Animal size and uniqueness

Can we predict what types of animals might be at greatest risk from hunting?

Larger mammals have always been at the greatest risk from humans. We see these effects date as far back as humans’ migration out of Africa across the world’s continents.

This still applies today. In total numbers, hunting affects the most species which weigh less than 10 kilograms. But as a percentage of the total number of species in each size category, it’s the largest ones that are most at risk. Almost 60% of large terrestrial mammals (which weigh more than one tonne) are at risk of extinction through hunting.

But it’s not just about size. How distinctive an animal is also matters. Having unique traits or features makes an animal particularly attractive in wildlife markets: they’re earmarked for traditional medicines, or are lucrative collectors’ items for trophy hunters. A species’ evolutionary distinctiveness (measuring how isolated they are in the ‘tree of life’) is a strong predictor of being traded in wildlife markets. That’s why animals like elephants, rhinos and pangolins are under such pressure.

Distance to markets

Historically, humans would hunt animals to feed themselves and their tribes. It was very much a subsistence way of living. Things are very different today with increased connectivity between villages, towns, cities and places of wilderness. Roads now pass through previously pristine landscapes. These provide perfect access points for poachers to deliver their hunt to local markets.

Indeed, the research finds that one of the strongest predictors of hunting pressure and trade-induced declines in animal populations is the proximity to markets. Animal populations saw the greatest decline in areas where the travel time to human settlements (with more than 5,000 people – large enough for markets to form) was the shortest. As the distance from local or national markets increased, the impact on animal populations decreased. This was true at both local and national-level scales. 

As countries improve the connectivity between villages and towns, the line between dense human settlements and wilderness becomes more and more blurry.

Market prices and levels of poverty

People hunt and sell animals and their body parts as a source of income. We might therefore expect poaching rates to be associated with the prices that goods can sell for, and levels of poverty in local populations. Poorer communities may be more reliant on these sales as a source of income. The research suggests that market prices are strongly associated with poaching intensity: one study found strong correlation between ivory price and annual variation in poaching rates. Site-level variations in poaching rates were also related to poverty rates, with higher rates in communities with more people living in extreme poverty.

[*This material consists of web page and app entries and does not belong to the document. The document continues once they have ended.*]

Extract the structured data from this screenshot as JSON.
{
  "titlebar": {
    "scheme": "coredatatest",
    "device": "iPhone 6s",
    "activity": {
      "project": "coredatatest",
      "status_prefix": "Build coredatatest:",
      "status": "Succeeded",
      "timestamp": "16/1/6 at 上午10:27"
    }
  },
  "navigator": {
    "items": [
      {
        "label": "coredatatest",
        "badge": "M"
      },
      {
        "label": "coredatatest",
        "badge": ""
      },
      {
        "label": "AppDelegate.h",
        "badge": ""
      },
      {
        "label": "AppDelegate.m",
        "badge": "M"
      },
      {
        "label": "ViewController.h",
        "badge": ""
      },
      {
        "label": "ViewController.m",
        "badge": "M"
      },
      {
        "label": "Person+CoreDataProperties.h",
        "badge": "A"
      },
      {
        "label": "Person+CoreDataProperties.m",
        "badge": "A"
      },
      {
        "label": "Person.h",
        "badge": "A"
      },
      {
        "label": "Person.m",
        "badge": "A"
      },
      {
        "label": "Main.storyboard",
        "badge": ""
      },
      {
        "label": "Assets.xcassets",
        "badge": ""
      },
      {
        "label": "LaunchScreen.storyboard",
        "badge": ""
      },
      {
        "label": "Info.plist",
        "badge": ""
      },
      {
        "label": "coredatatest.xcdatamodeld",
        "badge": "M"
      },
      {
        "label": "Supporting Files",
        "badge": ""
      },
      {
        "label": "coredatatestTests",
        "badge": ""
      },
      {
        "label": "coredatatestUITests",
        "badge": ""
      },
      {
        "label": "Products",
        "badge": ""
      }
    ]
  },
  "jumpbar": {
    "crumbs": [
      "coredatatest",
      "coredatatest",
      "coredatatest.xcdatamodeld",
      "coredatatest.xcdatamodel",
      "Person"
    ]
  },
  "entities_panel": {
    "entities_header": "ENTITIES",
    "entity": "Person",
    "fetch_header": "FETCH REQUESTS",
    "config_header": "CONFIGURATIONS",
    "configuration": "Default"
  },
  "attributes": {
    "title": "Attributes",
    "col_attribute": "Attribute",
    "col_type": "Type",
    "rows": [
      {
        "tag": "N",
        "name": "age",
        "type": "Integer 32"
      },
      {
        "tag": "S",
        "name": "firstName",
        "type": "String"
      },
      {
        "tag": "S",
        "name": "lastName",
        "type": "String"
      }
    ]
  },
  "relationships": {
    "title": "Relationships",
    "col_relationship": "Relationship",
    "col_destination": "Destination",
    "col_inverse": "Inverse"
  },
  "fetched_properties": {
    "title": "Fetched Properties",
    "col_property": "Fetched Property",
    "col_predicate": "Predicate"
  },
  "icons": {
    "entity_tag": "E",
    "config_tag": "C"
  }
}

Protected areas

An obvious solution to poaching would be to increase the number and extent of protected areas. This, of course, rests on the assumption that protected areas are successful in preventing it. Is this really true?

The research suggests that protected areas reduce, but do not eliminate hunting. Animal populations within many protected areas are still shrinking, but slower than populations outside these areas. Wildlife trade still drove average declines of 56% in mammal populations in protected areas, compared to 71% in unprotected areas. This is still worrying.

A lot of protected areas across the Amazon, Africa and Asia have very little safeguarding and on-ground monitoring efforts. Simply designating an area as protected is not enough to safeguard wildlife. It needs proper reserve management, law enforcement and local monitoring on-the-ground. Protected areas that did have guards enforcing hunting and trade bands had significantly lower rates of decline: 39% versus 65% in areas without this local protection.

Increasing the scope of protected areas is therefore important. But to be successful, we will need much more stringent enforcement at local levels.

Explore more of our work on Biodiversity